While privacy advocates in the United States fume over government practices of spying on confidential data of individual citizens, particularly by the National Security Agency, Romania’s parliament has just approved a bill that would authorize the government to access private networks of businesses containing confidential data of private users.
What is alarming about the bill, awaiting the final signature of the president, is that it allows Romania’s national intelligence agencies to view those pieces of data even without a court order, but merely based on a request that might be motivated by unwarranted evidence.
The legislation can bring about many implications, both commercial and legal. For the IT industry, Romania houses several companies that provide software development services and third-party IT solutions to international clients. A lot of these companies, which include big corporations in the technology sector such as Amazon and Microsoft, surely do not want to have their treasure trove of data be accessible to outsiders as it might have serious impact on their business integrity.

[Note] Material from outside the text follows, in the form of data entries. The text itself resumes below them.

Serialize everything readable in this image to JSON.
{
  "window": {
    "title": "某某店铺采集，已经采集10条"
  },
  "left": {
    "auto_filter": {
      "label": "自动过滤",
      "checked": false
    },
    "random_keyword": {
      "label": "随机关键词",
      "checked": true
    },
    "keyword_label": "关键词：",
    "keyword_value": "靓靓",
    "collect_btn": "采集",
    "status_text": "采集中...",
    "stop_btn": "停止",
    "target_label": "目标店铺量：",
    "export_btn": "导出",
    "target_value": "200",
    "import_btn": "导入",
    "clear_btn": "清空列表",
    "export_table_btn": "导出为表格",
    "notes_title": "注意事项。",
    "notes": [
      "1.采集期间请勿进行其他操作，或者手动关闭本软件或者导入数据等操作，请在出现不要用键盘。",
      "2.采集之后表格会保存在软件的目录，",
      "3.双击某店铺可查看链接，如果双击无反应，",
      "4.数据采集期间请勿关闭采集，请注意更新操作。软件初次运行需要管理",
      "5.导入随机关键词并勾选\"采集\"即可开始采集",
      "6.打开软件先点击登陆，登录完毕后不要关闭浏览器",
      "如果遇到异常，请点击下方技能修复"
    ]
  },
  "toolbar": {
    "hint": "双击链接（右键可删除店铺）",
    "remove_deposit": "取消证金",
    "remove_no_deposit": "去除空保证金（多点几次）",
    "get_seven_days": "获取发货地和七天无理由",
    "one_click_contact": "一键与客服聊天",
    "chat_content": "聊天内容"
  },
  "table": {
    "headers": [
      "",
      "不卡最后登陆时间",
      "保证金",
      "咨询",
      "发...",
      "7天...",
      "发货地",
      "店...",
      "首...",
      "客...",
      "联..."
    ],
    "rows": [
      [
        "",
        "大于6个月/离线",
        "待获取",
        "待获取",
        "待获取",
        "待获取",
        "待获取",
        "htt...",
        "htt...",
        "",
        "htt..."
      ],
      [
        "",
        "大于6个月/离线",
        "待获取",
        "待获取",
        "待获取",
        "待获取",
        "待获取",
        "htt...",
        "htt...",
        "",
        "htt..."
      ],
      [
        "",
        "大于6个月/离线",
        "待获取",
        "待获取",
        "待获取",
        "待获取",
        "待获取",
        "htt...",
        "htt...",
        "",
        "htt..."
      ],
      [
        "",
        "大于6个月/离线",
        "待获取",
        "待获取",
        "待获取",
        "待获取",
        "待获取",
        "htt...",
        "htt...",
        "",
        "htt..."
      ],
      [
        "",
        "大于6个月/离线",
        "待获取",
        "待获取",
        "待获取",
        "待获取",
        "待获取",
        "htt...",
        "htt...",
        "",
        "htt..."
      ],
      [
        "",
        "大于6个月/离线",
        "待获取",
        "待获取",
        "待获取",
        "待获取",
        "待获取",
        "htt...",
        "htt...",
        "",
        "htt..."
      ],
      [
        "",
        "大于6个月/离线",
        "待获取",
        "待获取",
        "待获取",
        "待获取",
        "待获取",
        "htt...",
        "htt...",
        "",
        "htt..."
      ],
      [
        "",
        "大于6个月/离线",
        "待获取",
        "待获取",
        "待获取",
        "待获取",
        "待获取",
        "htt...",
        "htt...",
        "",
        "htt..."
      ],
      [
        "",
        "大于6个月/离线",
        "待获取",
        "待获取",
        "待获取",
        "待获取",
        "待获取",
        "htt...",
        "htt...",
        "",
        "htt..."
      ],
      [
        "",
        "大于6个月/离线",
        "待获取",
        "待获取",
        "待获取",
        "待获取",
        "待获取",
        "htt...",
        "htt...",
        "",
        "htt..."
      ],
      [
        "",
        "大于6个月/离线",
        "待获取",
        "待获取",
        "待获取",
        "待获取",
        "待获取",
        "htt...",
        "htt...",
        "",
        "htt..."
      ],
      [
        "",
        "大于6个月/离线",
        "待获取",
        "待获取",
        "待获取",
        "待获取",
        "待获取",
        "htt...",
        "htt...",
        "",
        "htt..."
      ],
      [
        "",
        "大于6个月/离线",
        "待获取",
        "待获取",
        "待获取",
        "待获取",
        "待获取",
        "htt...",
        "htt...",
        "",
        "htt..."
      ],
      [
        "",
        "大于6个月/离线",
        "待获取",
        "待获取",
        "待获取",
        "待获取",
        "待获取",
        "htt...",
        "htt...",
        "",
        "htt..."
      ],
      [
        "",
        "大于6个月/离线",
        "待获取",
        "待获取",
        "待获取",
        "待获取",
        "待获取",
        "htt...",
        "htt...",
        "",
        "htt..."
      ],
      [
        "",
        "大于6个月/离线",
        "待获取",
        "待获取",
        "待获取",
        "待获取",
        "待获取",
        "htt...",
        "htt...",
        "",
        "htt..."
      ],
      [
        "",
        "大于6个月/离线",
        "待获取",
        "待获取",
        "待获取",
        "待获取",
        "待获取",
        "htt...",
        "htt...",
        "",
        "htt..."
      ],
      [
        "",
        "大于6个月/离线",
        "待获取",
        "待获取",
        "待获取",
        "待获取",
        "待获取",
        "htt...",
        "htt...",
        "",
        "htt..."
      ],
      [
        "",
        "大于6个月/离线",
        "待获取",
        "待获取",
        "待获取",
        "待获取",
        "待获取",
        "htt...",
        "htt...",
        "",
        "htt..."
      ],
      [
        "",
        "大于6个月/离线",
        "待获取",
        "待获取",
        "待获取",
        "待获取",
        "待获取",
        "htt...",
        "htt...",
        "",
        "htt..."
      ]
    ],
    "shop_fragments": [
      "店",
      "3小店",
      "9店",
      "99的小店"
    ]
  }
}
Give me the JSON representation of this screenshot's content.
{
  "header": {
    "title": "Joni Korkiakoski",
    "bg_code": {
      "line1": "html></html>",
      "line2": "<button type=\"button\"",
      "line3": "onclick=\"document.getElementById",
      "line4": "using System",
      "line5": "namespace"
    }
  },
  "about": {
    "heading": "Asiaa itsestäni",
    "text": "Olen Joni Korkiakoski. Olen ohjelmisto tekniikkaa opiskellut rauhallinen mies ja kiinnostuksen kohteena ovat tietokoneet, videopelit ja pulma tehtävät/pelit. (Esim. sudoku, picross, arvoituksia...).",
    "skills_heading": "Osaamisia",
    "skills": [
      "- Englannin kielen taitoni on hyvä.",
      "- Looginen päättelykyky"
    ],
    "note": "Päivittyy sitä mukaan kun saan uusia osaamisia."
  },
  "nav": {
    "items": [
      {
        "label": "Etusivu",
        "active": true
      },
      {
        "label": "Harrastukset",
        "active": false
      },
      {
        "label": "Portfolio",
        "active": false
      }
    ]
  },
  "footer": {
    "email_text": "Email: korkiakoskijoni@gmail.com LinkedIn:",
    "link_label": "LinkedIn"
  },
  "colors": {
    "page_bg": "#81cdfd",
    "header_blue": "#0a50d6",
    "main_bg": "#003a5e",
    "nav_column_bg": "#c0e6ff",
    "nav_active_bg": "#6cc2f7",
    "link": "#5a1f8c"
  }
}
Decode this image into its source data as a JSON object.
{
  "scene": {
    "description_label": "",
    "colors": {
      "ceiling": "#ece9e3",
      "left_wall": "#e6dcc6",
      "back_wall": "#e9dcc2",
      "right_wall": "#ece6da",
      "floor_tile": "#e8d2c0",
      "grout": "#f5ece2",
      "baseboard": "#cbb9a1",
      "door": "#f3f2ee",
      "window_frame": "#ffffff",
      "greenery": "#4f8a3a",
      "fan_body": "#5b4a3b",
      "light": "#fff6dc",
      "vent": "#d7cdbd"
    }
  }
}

Almost for all that it is, the cybersecurity bill also constitutes violations of existing laws, according to some experts, with which I agree. First, it sits opposite to what the European Union’s Network and Information Security directive requires, which is that only a civilian entity must have the responsibility for national cybersecurity matters and not a law enforcement agency, intelligence group or defense agency, which is what the Romanian bill proposes to enact. There must be an agreement between the bill and the EU’s directive because Romania’s legislators patterned the legislation from the EU’s measure.
Under the proposed new cyber law in Romania, operators of the nation’s critical infrastructure such as energy, transport, and finance will report cyber incidents to the national cybersecurity authorities, which is the equivalent of NSA in the U.S. And the bill is too broad as some non-governmental organizations argue. That is so because it applies not only to commercial or private enterprises but also to all government entities. When the measure gets approved, no information won’t be visible to the government, and it could potentially lead to abuses in privacy.
For sure this bill will open up the issue of the citizens’ constitutional rights to privacy as many private individuals have their data stored and processed in the computer networks of many companies and organizations.
There also seems to be a conflict in how the legislation seeks to delegate the oversight of cyber matters. Under the legislation, the Romanian Intelligence Service will serve as the national authority of cybersecurity. Under the EU directive, an intelligence body must have no control of this area. For sure the privacy organizations will have their eyes focused on this issue for the weeks to come.